    The problem is most Arabs believe that the Israelis wouldn’t dare undertake another mass expulsion. Well, think again. Are you the same Arab who thought that Israel wouldn’t dare invade Arab land in 1967 and move in settlers by the hundreds of thousands. Are you the same Arab who thought that the Israeli Army wouldn’t dare invade Lebanon in 1978 and 1982.  Do you still marvel that Israeli freely elected Ariel Sharon and gave him a mandate to continue his criminal war activities?  Did you think that Sharon would not dare commit additional war crimes like Qibya and Sabra and Shatila?  Do you remember later spending nights worried about the fate of the people of Jenin? How many times have you been surprised about how far an American government will go to coddle the sacred war criminals in Tel Aviv? What happened to the Jenin probe, Koffi?  So, expect the unexpected. In the current environment, with American Hate TV and Hate radio mounting a full scale assault against Arabs, assume nothing to be out of the realms of the possilbe. If the Israelis think they can get American blessings for expulsions, they will do it.

    Arab journalists should also be encouraged to confront American journalists like Thomas Friedman, William Safire and Charles Krauthammer.  These three men are dangerous bigots who have played a vital role in sanitizing Ariel Sharon’s war crimes and encouraging him to go on another killing spree.  They have very publicly advocated the continued repression in the West Bank and Gaza. The New York Times and The Washington Post, along with CNN must be constantly monitored and archives must be developed to determine how far they have gone in distorting the historical record and defaming the good character of the Palestinian people.

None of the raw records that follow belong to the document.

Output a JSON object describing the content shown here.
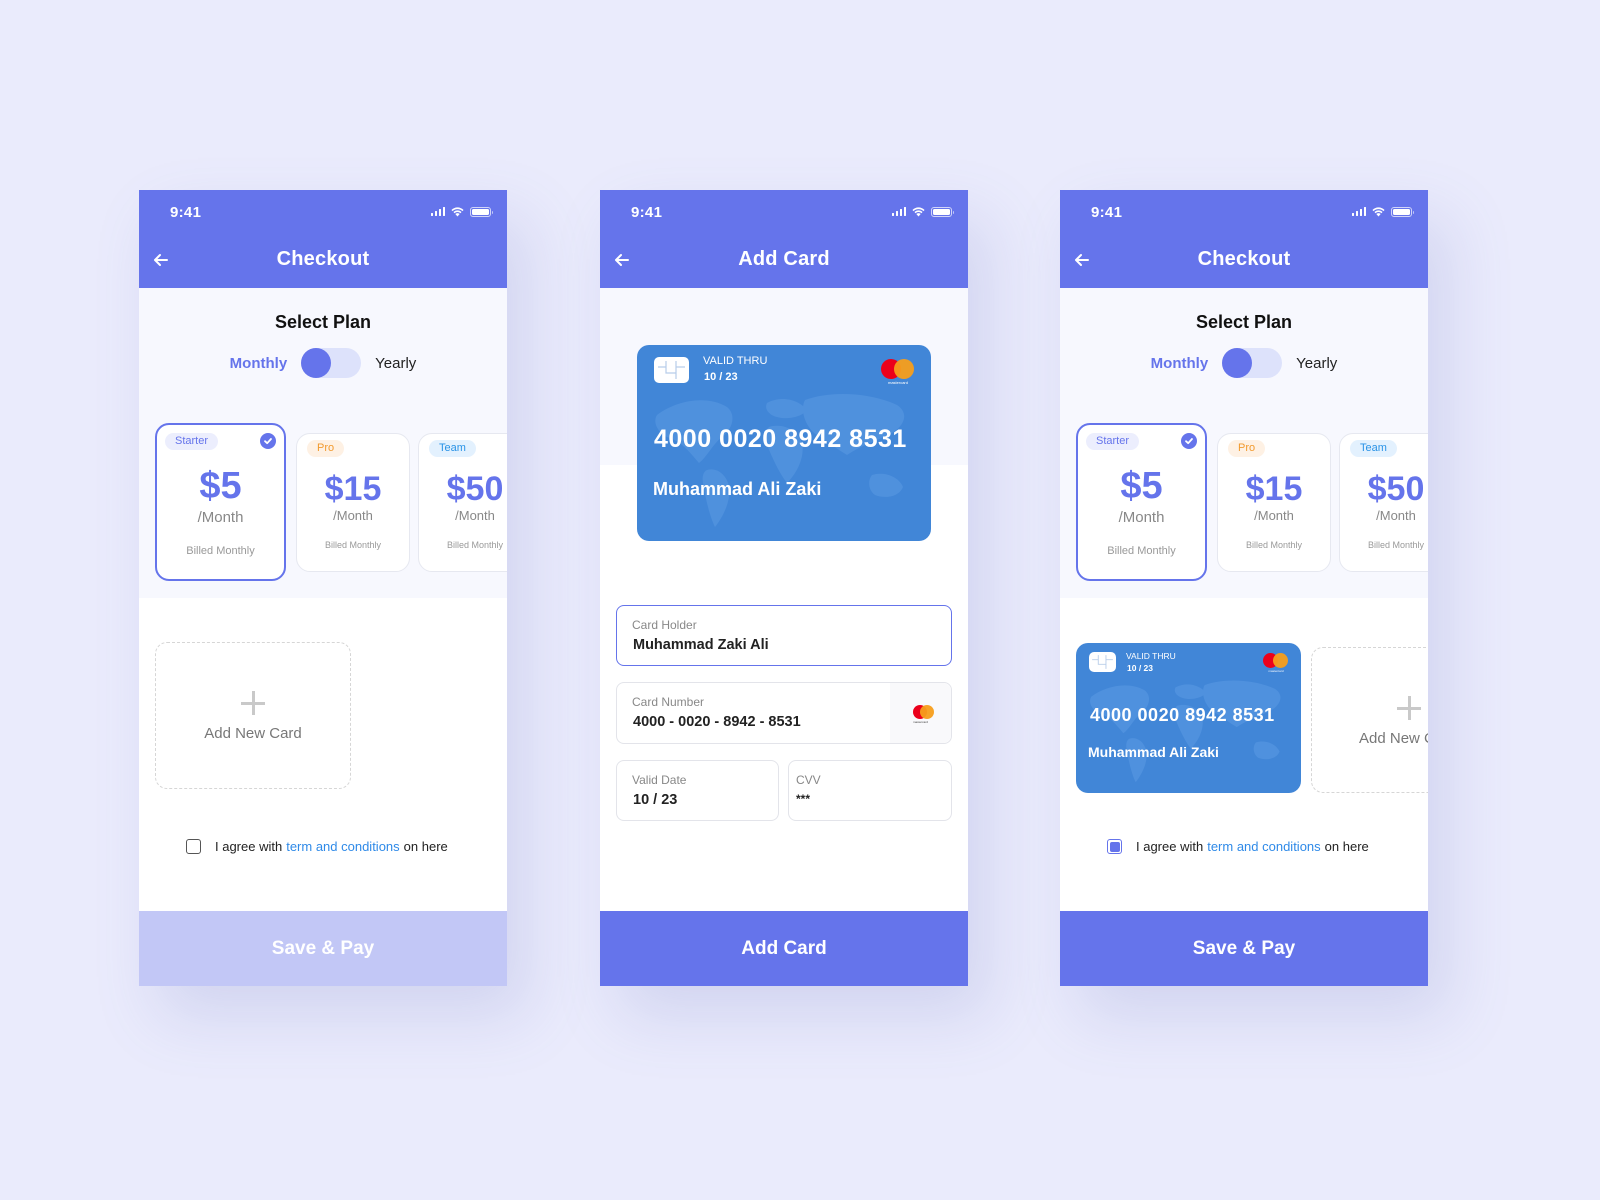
{
  "colors": {
    "background": "#eaebfc",
    "primary": "#6574eb",
    "primary_disabled": "#c2c7f6",
    "card_blue": "#4186d7",
    "link": "#2f8ae8",
    "badge_pro": "#f29a2e",
    "badge_team": "#2a93e6"
  },
  "status_bar": {
    "time": "9:41",
    "icons": [
      "signal-icon",
      "wifi-icon",
      "battery-icon"
    ]
  },
  "screens": [
    {
      "title": "Checkout",
      "back_icon": "arrow-left-icon",
      "select_plan_title": "Select Plan",
      "billing_toggle": {
        "left_label": "Monthly",
        "right_label": "Yearly",
        "selected": "Monthly"
      },
      "plans": [
        {
          "badge": "Starter",
          "price": "$5",
          "period": "/Month",
          "billed": "Billed Monthly",
          "selected": true
        },
        {
          "badge": "Pro",
          "price": "$15",
          "period": "/Month",
          "billed": "Billed Monthly",
          "selected": false
        },
        {
          "badge": "Team",
          "price": "$50",
          "period": "/Month",
          "billed": "Billed Monthly",
          "selected": false
        }
      ],
      "add_new_card_label": "Add New Card",
      "agree": {
        "prefix": "I agree with",
        "link": "term and conditions",
        "suffix": "on here",
        "checked": false
      },
      "primary_button": "Save & Pay",
      "primary_button_enabled": false
    },
    {
      "title": "Add Card",
      "back_icon": "arrow-left-icon",
      "card_preview": {
        "valid_thru_label": "VALID THRU",
        "valid_thru": "10 / 23",
        "number": "4000 0020 8942 8531",
        "holder": "Muhammad Ali Zaki",
        "brand": "mastercard"
      },
      "form": {
        "card_holder": {
          "label": "Card Holder",
          "value": "Muhammad Zaki Ali"
        },
        "card_number": {
          "label": "Card Number",
          "value": "4000 - 0020 - 8942 - 8531"
        },
        "valid_date": {
          "label": "Valid Date",
          "value": "10 / 23"
        },
        "cvv": {
          "label": "CVV",
          "value": "***"
        }
      },
      "primary_button": "Add Card",
      "primary_button_enabled": true
    },
    {
      "title": "Checkout",
      "back_icon": "arrow-left-icon",
      "select_plan_title": "Select Plan",
      "billing_toggle": {
        "left_label": "Monthly",
        "right_label": "Yearly",
        "selected": "Monthly"
      },
      "plans": [
        {
          "badge": "Starter",
          "price": "$5",
          "period": "/Month",
          "billed": "Billed Monthly",
          "selected": true
        },
        {
          "badge": "Pro",
          "price": "$15",
          "period": "/Month",
          "billed": "Billed Monthly",
          "selected": false
        },
        {
          "badge": "Team",
          "price": "$50",
          "period": "/Month",
          "billed": "Billed Monthly",
          "selected": false
        }
      ],
      "saved_card": {
        "valid_thru_label": "VALID THRU",
        "valid_thru": "10 / 23",
        "number": "4000 0020 8942 8531",
        "holder": "Muhammad Ali Zaki",
        "brand": "mastercard"
      },
      "add_new_card_label": "Add New Card",
      "agree": {
        "prefix": "I agree with",
        "link": "term and conditions",
        "suffix": "on here",
        "checked": true
      },
      "primary_button": "Save & Pay",
      "primary_button_enabled": true
    }
  ]
}
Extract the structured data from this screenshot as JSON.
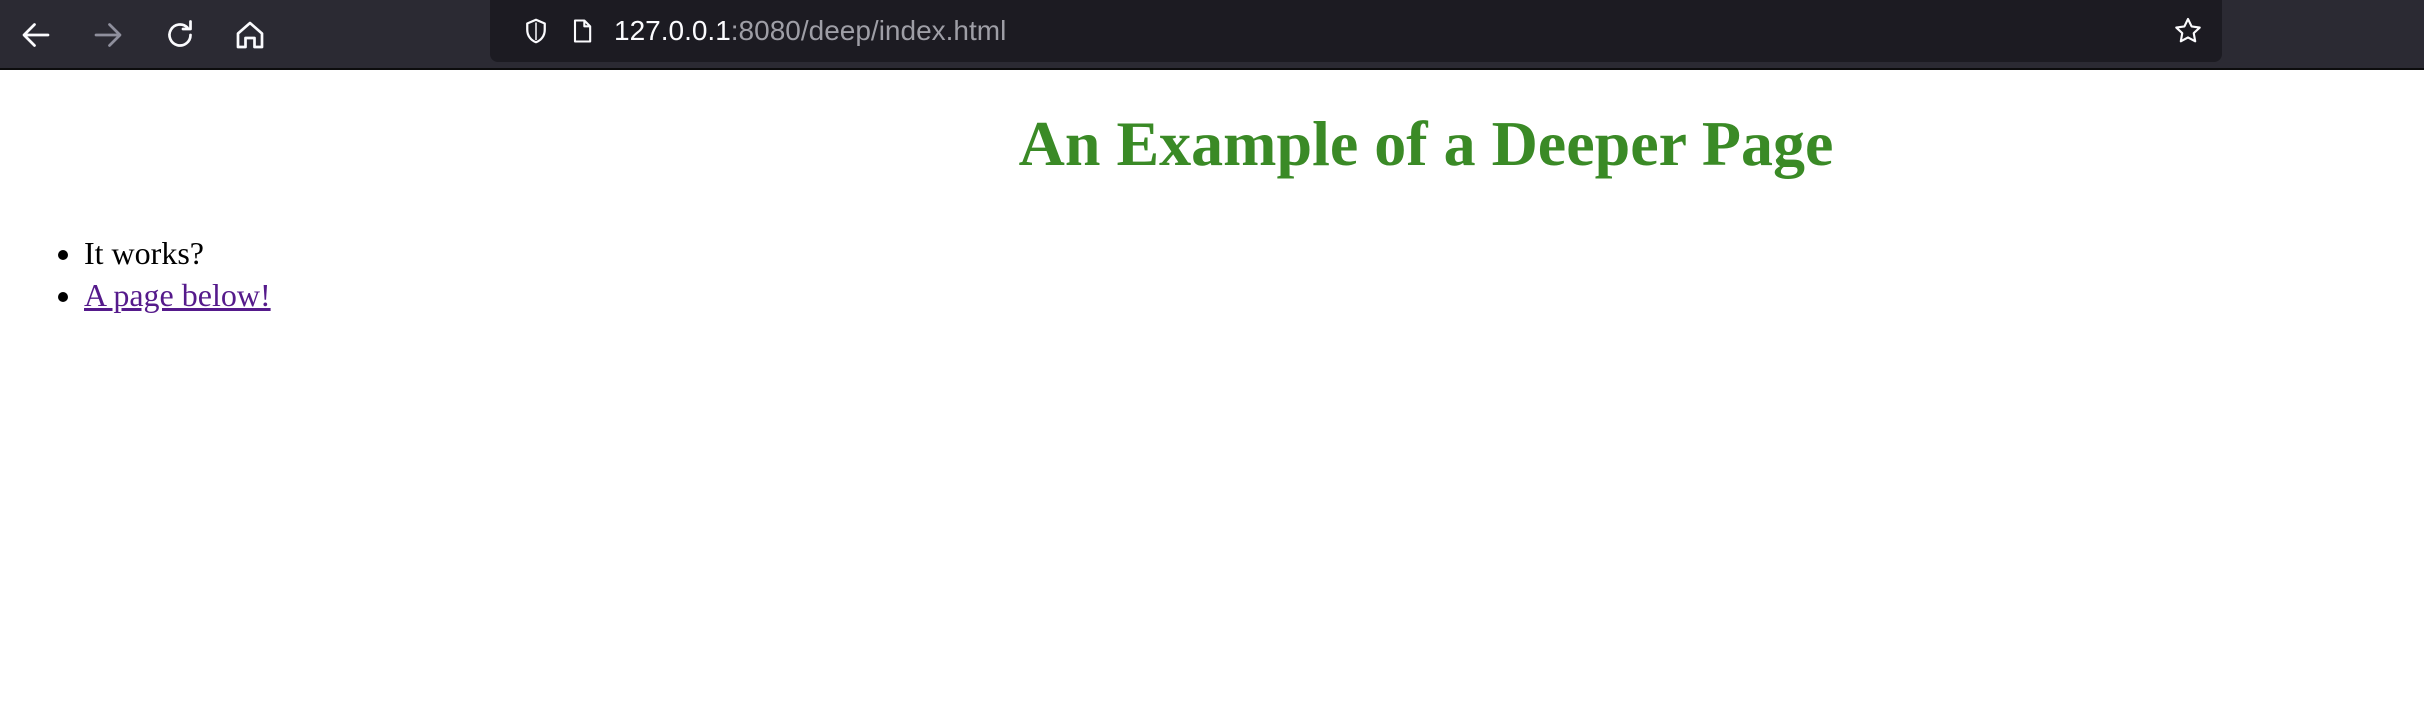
{
  "browser": {
    "nav": {
      "back_icon": "arrow-left-icon",
      "forward_icon": "arrow-right-icon",
      "reload_icon": "reload-icon",
      "home_icon": "home-icon"
    },
    "urlbar": {
      "shield_icon": "shield-icon",
      "page_icon": "page-icon",
      "url_host": "127.0.0.1",
      "url_rest": ":8080/deep/index.html",
      "bookmark_icon": "star-icon"
    },
    "colors": {
      "toolbar_bg": "#2b2a33",
      "urlbar_bg": "#1c1b22"
    }
  },
  "page": {
    "heading": "An Example of a Deeper Page",
    "heading_color": "#3a8a26",
    "list": [
      {
        "text": "It works?",
        "is_link": false
      },
      {
        "text": "A page below!",
        "is_link": true
      }
    ],
    "link_color": "#551a8b"
  }
}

    Mr. Ahmed Amr is Editor of NileMedia.com in Seattle and a regular contributor to Media Monitors Network (MMN).